That theory came to mind when Steelers president Art Rooney II offered a mostly upbeat assessment of his team's just-concluded 8-8 season.
He liked the way the team reversed its 2-6 start, and the way Mike Tomlin was able to hold things together.
But the Steelers were still 8-8, the same as they were in 2012. The journey was different, but the destination remained the same.
They ended the season beating a woeful Browns team that would fire its coach before the buses got back to Cleveland. Did that somehow offset losing a key home game to the warm-weather Dolphins in a snowstorm? That flop became even more egregious when the Dolphins used the game as a springboard to a collapse that also left them outside the playoff field.
The Steelers season wasn't a disaster. It wasn't a success, either. It was 8-8.
The most important takeaway from the season is it reinforced the need to rebuild a defense that is a shadow of what it used to be. Rooney II acknowledged that, but there was no overriding sense that he understands the urgency, or how big the task really is.
These end of the season State of The Steelers addresses from ownership are a new wrinkle. They're interesting, only because they offer a hint that ownership often doesn't seem to have a better idea than some of the cranky people who call talk shows.
The difference is that ownership has the hammer to implement its ideas, like firing the offensive coordinator, then dishonestly spinning the move as his "retirement."
But that's the way it goes. You just wish ownership had a stronger handle on things and recognized that alarming early-season losses to awful teams like Minnesota and Oakland matter just as much as what happens at the end.
After all, 8-8 is 8-8, no matter how you get there.
Chris Speier was a rookie shortstop with the San Francisco Giants in 1971 when he approached the Three Rivers Stadium groundskeeper to tell him about a rough patch in the infield dirt.
If Speier expected the guy to grab a rake and fix it, he was surprised.
Instead, the grounds crew guy looked at Speier and said, "Don't worry about it. I hear you're going back to Triple A anyway."
That was Steve "Dirt" DiNardo, who became a minor celebrity when the Steelers rose to Super Bowl fame in the 1970s. He carried that nickname even though the carpeted Three Rivers had less dirt than most fields.
The Steelers were so big that fans even knew the groundskeeper.
When DiNardo died last week at 82, we lost another of those chops-busting only-in-Pittsburgh characters from a different generation.

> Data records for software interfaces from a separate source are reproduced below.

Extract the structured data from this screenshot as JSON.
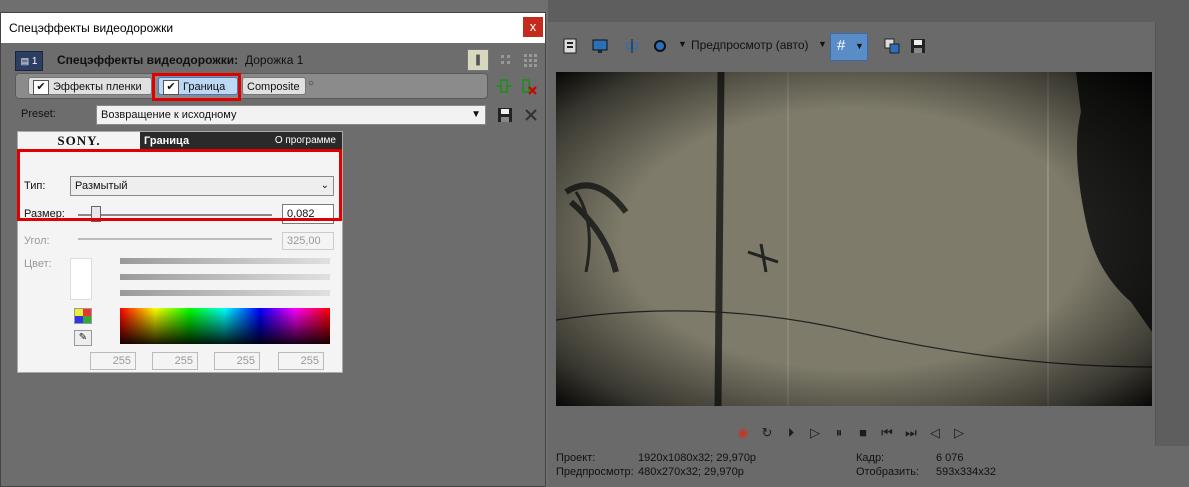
{
  "dialog": {
    "title": "Спецэффекты видеодорожки",
    "close_label": "x",
    "track_badge": "1",
    "header_label": "Спецэффекты видеодорожки:",
    "header_value": "Дорожка 1",
    "effects_chain": [
      {
        "label": "Эффекты пленки",
        "checked": true,
        "selected": false
      },
      {
        "label": "Граница",
        "checked": true,
        "selected": true
      },
      {
        "label": "Composite",
        "checked": false,
        "selected": false
      }
    ],
    "preset_label": "Preset:",
    "preset_value": "Возвращение к исходному",
    "plugin": {
      "brand": "SONY.",
      "name": "Граница",
      "about": "О программе",
      "type_label": "Тип:",
      "type_value": "Размытый",
      "size_label": "Размер:",
      "size_value": "0,082",
      "size_level": 0.082,
      "angle_label": "Угол:",
      "angle_value": "325,00",
      "color_label": "Цвет:",
      "rgba": [
        "255",
        "255",
        "255",
        "255"
      ]
    }
  },
  "toolbar": {
    "preview_mode": "Предпросмотр (авто)"
  },
  "status": {
    "project_label": "Проект:",
    "project_value": "1920x1080x32; 29,970p",
    "preview_label": "Предпросмотр:",
    "preview_value": "480x270x32; 29,970p",
    "frame_label": "Кадр:",
    "frame_value": "6 076",
    "display_label": "Отобразить:",
    "display_value": "593x334x32"
  },
  "colors": {
    "highlight": "#e00000",
    "selected_fx": "#bcd8f5",
    "grid_button": "#5a8cc8",
    "record": "#c0392b"
  }
}
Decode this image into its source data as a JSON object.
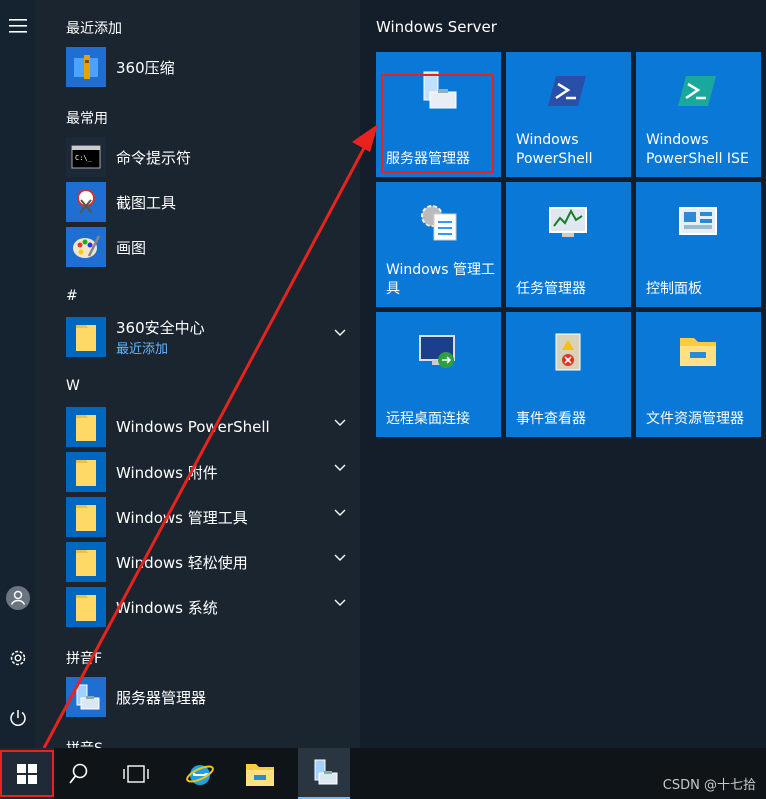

By the way, he fixed the infield - but not until he savored the shocked look on Speier's face.
Mehno can be reached at firstname.lastname@example.org.